International Business Machines Corp. increased revenue more than 6% in 2022, the biggest sales increase for Big Blue in more than a decade, but its stock fell in extended trading Wednesday.
Chief Executive Arvind Krishna said on IBM’s
earnings call that the company saw “revenue growth across segments and geographies,” and attributed that to the strength of the company’s hybrid cloud and artificial-intelligence strategy.
The company’s software business sales grew 8% and consulting revenue rose 9% on a constant currency basis, Chief Financial Officer James Kavanaugh said on the call. Those two businesses represent 70% of overall revenue, he said.
The company also is laying off 1% to 1.5% of its workforce, a spokesman confirmed Wednesday. That amounts to about 3,900 employees, Kavanaugh said in an interview with Bloomberg, which was the first to report the job cuts. The layoffs were not mentioned on the company’s earnings call, but the company spokesman said the cuts are mostly related to a spinoff and the sale of its Watson Health unit, which will result in a $300 million charge in the first quarter.
IBM reported fourth-quarter earnings of $2.71 billion, or $3.13 a share, on revenue of $16.7 billion, in line with about $16.7 billion in the same quarter a year ago. After adjusting for acquisition- and retirement-related costs and other charges, IBM reported earnings of $3.60 a share, up from adjusted earnings of $3.35 a share in last year’s holiday quarter.
Analysts on average expected adjusted earnings of $3.59 a share on revenue of $16.15 billion, according to FactSet. Shares fell about 2% in after-hours trading after the release of the results, after closing with a 0.5% decline at $140.76.
For the full year, IBM posted adjusted earnings of $7.93 a share on sales of $60.53 billion, an increase from revenue of $57.35 billion a year ago, the largest percentage increase in annual sales since 2011. Revenue growth has been hard to come by for IBM — sales have increased year-over-year only once since increasing 7.1% in 2011, a 0.6% gain in 2018, according to FactSet records.
IBM was able to grow revenue largely because it posted its smallest sales total since 1987 last year, after it spun out its managed-infrastructure services business known as Kyndryl Holdings Inc.
in late 2021. After topping $60 billion in 2022 sales, IBM executives on Wednesday projected revenue growth in the mid-single digits in 2023. “It’s prudent to expect the low end of the mid-single-digit model,” Kavanaugh said on the call, during which he noted that some of the company’s challenges include a strong dollar and its departure from its Russia business because of the war in Ukraine.
Analysts on average are expecting revenue growth to continue and eventually accelerate. The average analyst estimate for 2023 calls for annual sales of $60.8 billion, according to FactSet, which would be growth of less than 1%. In 2024, though, analysts on average are projecting revenue of $63.38 billion.

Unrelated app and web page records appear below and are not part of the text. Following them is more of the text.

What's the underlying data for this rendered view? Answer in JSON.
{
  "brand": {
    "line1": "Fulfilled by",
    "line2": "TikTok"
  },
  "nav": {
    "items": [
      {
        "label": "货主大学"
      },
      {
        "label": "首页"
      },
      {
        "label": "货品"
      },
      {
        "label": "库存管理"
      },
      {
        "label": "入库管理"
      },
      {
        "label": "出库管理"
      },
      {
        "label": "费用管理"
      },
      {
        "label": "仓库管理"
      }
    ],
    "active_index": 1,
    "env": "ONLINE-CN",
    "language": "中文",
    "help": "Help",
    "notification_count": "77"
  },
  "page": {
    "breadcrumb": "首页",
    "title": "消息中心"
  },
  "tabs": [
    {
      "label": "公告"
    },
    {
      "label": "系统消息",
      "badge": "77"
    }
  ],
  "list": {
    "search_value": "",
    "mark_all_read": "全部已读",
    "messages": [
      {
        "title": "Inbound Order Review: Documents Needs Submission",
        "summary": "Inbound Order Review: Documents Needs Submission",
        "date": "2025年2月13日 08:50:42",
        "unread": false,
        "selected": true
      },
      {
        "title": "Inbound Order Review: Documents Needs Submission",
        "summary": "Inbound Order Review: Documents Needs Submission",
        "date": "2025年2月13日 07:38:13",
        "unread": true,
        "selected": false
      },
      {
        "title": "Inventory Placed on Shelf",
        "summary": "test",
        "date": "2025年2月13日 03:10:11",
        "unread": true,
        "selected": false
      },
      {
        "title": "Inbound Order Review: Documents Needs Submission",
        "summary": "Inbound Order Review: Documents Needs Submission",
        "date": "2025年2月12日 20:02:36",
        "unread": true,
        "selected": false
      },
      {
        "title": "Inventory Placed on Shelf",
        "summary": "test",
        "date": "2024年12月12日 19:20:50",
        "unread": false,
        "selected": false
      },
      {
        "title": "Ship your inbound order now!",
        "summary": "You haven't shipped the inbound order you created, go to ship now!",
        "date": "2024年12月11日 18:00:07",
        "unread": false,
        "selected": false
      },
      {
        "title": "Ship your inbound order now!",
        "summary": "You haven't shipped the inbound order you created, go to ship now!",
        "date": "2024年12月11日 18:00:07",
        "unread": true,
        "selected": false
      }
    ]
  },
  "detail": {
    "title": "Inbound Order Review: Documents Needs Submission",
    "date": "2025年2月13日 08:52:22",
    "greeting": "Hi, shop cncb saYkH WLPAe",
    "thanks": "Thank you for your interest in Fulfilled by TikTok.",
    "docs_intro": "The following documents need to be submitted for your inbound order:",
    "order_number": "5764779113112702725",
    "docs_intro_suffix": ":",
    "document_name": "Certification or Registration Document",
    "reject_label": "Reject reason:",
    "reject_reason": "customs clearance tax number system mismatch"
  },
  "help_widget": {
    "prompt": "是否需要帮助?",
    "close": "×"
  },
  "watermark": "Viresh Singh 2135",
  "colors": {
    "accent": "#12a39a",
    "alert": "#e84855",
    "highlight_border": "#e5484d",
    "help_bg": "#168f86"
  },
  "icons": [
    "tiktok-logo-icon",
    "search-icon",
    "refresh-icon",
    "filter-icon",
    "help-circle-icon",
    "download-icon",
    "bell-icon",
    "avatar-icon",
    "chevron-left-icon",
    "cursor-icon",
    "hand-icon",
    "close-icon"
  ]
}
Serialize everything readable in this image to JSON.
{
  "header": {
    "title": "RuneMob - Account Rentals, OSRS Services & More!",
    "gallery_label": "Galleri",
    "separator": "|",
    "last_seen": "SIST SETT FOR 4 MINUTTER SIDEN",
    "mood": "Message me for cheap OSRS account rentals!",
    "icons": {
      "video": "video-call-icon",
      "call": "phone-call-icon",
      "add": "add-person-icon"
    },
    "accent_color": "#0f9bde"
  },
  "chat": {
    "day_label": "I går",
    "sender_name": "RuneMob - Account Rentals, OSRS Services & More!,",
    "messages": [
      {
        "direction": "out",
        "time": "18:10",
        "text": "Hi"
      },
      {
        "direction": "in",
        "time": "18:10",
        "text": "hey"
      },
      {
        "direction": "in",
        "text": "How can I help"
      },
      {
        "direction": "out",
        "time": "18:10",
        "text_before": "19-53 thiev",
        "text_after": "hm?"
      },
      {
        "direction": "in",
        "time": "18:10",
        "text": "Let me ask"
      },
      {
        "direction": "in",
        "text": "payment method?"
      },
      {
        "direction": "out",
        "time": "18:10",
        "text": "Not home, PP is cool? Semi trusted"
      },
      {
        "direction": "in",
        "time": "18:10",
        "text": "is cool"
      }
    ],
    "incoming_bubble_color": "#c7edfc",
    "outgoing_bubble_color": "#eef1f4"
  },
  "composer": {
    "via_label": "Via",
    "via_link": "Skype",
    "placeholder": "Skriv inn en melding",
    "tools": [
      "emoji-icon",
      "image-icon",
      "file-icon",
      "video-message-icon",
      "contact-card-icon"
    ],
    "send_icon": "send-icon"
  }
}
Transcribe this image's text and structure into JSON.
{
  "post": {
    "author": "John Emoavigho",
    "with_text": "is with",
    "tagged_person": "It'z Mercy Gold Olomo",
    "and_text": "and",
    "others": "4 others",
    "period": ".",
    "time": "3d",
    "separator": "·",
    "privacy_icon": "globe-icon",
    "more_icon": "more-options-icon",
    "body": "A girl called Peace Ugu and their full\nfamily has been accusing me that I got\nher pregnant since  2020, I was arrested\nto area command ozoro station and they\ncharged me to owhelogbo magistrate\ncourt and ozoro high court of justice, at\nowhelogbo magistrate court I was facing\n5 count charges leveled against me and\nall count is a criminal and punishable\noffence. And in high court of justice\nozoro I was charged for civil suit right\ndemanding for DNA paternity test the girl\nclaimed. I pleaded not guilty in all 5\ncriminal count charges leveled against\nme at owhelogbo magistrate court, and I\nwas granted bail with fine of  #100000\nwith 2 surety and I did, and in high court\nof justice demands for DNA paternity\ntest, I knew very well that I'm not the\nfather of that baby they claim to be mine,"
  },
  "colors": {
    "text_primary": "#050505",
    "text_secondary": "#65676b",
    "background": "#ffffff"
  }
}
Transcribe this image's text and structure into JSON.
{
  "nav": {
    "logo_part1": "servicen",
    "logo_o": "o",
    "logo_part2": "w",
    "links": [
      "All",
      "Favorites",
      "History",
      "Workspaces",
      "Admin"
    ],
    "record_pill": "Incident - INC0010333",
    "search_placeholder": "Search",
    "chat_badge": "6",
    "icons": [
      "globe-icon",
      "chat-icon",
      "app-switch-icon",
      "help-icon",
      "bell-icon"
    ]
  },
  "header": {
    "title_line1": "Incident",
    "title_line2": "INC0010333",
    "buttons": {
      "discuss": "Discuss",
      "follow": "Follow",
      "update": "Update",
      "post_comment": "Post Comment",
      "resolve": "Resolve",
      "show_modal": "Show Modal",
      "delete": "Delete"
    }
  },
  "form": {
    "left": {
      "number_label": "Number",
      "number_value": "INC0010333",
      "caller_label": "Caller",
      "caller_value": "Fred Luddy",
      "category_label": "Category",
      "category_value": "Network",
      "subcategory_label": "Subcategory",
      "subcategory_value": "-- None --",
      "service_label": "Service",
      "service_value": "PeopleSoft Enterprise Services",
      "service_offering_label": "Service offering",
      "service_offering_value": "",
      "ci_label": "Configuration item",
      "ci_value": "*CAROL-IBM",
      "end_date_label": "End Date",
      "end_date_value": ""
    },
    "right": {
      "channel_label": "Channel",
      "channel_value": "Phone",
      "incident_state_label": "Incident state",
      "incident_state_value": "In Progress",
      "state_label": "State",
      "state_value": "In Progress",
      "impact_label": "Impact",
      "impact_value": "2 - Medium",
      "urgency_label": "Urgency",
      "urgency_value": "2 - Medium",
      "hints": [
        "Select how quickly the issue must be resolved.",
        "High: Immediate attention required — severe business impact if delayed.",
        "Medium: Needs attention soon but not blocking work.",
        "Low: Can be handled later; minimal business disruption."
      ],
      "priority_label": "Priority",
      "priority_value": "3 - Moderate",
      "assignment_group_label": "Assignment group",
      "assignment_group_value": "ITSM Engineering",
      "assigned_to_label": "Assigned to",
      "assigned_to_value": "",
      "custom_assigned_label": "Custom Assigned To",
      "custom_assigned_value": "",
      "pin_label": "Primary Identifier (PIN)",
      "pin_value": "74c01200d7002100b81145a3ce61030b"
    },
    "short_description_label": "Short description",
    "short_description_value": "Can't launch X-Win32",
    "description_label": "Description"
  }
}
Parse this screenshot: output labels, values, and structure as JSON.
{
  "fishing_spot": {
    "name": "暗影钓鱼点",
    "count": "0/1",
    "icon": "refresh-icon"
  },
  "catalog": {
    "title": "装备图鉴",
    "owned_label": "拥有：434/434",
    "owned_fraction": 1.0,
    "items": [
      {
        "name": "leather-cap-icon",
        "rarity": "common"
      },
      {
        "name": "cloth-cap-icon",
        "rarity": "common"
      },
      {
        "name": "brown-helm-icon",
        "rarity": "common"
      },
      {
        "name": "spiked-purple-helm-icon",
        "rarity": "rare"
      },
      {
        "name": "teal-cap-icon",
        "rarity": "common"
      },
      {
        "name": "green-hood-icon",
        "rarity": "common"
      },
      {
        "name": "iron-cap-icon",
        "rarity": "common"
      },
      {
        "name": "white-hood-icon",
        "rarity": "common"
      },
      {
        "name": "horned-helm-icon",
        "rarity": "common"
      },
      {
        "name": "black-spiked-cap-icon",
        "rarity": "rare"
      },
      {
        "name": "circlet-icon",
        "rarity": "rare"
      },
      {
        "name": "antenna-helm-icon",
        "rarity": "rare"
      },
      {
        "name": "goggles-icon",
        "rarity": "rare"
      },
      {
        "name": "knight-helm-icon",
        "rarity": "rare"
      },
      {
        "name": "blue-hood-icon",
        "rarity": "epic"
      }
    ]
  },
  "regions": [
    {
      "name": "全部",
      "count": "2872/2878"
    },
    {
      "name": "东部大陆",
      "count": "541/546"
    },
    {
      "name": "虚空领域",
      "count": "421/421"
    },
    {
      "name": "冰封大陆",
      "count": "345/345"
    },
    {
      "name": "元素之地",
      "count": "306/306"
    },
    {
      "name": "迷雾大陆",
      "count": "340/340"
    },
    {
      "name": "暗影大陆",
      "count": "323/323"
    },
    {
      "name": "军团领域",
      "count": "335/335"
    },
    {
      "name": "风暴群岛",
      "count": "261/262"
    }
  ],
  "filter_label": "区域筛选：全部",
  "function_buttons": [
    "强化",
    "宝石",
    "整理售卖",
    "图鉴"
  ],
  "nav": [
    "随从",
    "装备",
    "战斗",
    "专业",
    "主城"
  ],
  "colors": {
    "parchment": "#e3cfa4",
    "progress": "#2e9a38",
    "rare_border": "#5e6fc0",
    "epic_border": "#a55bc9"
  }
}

“All three segments of IBM’s business face incremental headwinds in 2023,” Stifel analysts wrote in a preview of IBM’s earnings this week, explaining that the Red Hat software and consulting businesses will likely struggle for growth due to the current slowdown in business spending, while the infrastructure business is about to lap a mainframe refresh that led to healthier growth last year. Still, the analysts maintained a “buy” rating on the stock and increased their target price to $158 from $140. Jefferies analysts wrote in a note Wednesday after IBM’s results were released that “Q4 was solid enough on low expectations,” and that they “like the software strength.”
IBM stock has outperformed the S&P 500 index
in the past 12 months, as well as the Dow Jones Industrial Average
which counts the company as one of its 30 components. IBM stock is up 3.3% in the past year, as the S&P 500 has declined 7.8% and the Dow has dropped 1.6%.
This story originally Appeared on marketwatch